The defense uses marking, or covering, to slow down an opponent and allow teammates to recover their positions. Technically, marking an opponent well requires the correct positioning and posture. Defenders should try to mark the offensive player nearest them by positioning themselves between that player and the goal. When teaching players how to mark, have them maintain a ready position, knees bent, and body leaning slightly forward. The eyes should be focused on the dribbler’s mid-section. Positioning can be adjusted based on the dribbler’s speed, ability, and location on the field.
Any act of taking the ball from an offensive player can be called tackling. Great tackling is all about timing. Players should step in whenever the attacker temporarily loses control of the ball and not be afraid to attempt to take the ball when they have the chance. Lunging at the ball, also called diving in or throwing the leg, is a poor tactic for gaining possession, and a good dribbler usually goes around a defender who does so.
Heading on defense is a great way to clear the ball away from the goal when in danger.
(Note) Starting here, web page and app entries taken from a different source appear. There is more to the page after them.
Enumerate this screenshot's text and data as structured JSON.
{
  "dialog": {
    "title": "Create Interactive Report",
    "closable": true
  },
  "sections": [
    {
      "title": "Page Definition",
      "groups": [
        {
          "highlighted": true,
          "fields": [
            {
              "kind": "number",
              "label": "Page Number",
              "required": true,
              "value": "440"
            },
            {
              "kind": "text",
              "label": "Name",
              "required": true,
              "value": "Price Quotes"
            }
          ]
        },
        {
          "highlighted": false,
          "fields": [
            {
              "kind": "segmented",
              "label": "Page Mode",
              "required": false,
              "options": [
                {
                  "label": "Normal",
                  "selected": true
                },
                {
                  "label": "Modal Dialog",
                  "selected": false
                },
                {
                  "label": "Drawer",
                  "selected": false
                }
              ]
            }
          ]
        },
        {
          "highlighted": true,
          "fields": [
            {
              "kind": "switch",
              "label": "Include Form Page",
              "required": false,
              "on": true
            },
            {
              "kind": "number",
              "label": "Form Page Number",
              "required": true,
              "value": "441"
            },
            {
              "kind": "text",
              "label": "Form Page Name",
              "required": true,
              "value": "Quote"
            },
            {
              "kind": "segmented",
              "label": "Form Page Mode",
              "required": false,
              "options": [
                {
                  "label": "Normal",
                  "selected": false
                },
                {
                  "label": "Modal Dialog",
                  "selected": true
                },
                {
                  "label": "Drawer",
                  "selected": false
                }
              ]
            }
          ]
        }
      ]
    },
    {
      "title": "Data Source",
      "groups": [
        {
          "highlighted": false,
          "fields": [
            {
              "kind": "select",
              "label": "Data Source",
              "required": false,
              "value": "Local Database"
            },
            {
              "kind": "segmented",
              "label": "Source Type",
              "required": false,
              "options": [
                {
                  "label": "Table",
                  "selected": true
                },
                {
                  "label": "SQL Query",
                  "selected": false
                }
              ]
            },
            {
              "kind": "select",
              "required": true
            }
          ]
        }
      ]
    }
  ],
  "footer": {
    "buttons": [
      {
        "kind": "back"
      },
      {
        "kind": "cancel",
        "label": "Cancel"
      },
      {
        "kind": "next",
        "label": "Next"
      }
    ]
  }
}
The technical aspects of heading the ball are the same whether playing offense or defense, except that defenders usually want to head the ball up and away whereas offensive players want to head the ball towards the ground.
When players become good at timing and instinct, they should try to intercept a pass instead of waiting for an attacker to receive the pass before trying to get the ball. Defenders need to be alert for opportunities to intercept passes and then step in between the receiver and the ball before the receiver can get it. When looking for a great time to intercept, a good defender should look receivers that are moving slowly or not moving towards a pass to receive it.
Clearing the Ball
Clearing means sending the ball high and away from the goal when in danger from an opposing offense. It’s best, when a defender gains skill, to try to intercept a ball and take possession so that a counterattack under control is possible.
Goalkeepers need several basic skills to be successful. One includes the “ready position.” In this position the knees are bent and the body leans slightly forward. The, goalkeepers should come off the goal line towards the ball to narrow the shooting angle. Stopping shots is another basic skill. Shots will be ground shots, waist-high shots, and chest-high shots. As a keeper grows in skill, he or she will learn to hang on to all shots with the hands and it that’s impossible, deflect the ball out of danger.
The defender nearest the opponent in possession of the ball applies the pressure. Usually, the defender must be within 2 strides of the attacker. One player at a time should apply pressure and is applies by proper covering of the attackers, especially the one in possession of the ball.